2021 Volume 70 Pages 119-132
Although Kant repeatedly states that religion is an inevitable consequence of morality, few people take this seriously. Traditionally, it has been maintained that his ethical system and his theory of religion are theoretically disconnected and that the latter is merely an addendum from outside of his critical philosophy. However, if it is shown that the ethical system involves a teleological conception that necessarily presupposes religious notions such as God, church, and grace, the suggested disconnection cannot be accepted any longer. In this paper, I examine the inner connection between the ethical system and religious notions from such a teleological perspective. In the first section, I outline four possible variants of a teleological conception. In order to get a criterion for discussing which conception best fits Kant’s ethical system, I show that the final end of the system is the highest good in section 2. Based on this result, I indicate that for the sake of the realization of the highest good, it is necessary that I have two beliefs whenever I act towards this end in section 3; the first is the belief that no obstacles can fundamentally prevent the realizability of the highest good, and secondly, the belief that it is possible for a person to make progress towards the highest good.

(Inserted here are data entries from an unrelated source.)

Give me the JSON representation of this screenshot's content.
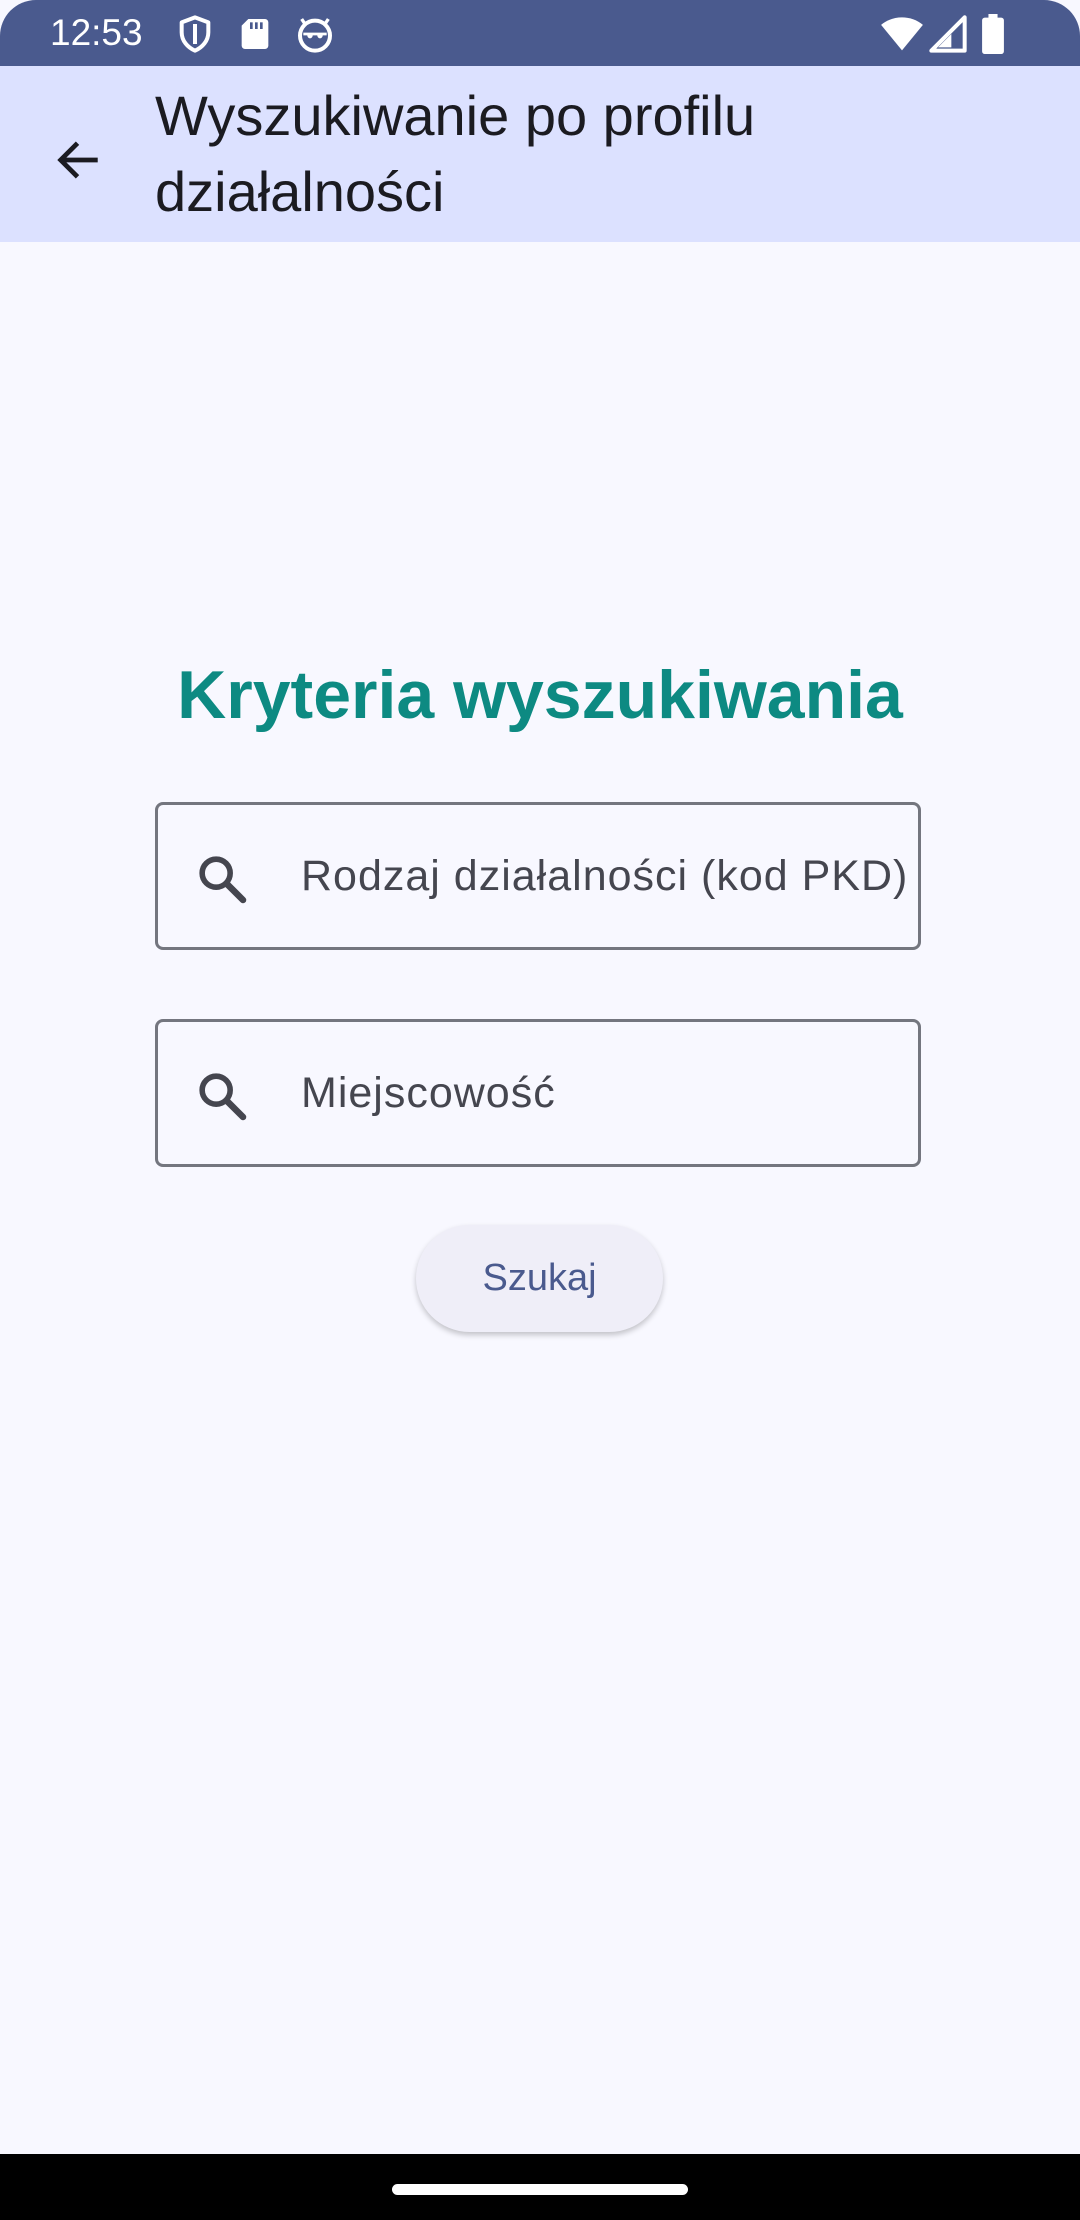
{
  "status_bar": {
    "time": "12:53",
    "icons_left": [
      "shield-icon",
      "sd-card-icon",
      "android-face-icon"
    ],
    "icons_right": [
      "wifi-icon",
      "cellular-signal-icon",
      "battery-icon"
    ]
  },
  "app_bar": {
    "title": "Wyszukiwanie po profilu działalności",
    "back_icon": "arrow-back-icon"
  },
  "main": {
    "heading": "Kryteria wyszukiwania",
    "fields": [
      {
        "placeholder": "Rodzaj działalności (kod PKD)",
        "value": "",
        "icon": "search-icon"
      },
      {
        "placeholder": "Miejscowość",
        "value": "",
        "icon": "search-icon"
      }
    ],
    "search_button_label": "Szukaj"
  },
  "colors": {
    "status_bar": "#4a5a8e",
    "app_bar": "#dce1ff",
    "heading": "#0d8a82",
    "button_text": "#4a5a8e",
    "background": "#f8f8ff"
  }
}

Finally, in sections 4 and 5, I give an answer to the title question: a strong teleological conception is required for Kant’s ethical system. Throughout this paper, I shall conclude not only that Kant’s ethical system is internally connected to the theory of religion, but also that an acknowledgement of this inner connection is necessary for our everyday moral behavior.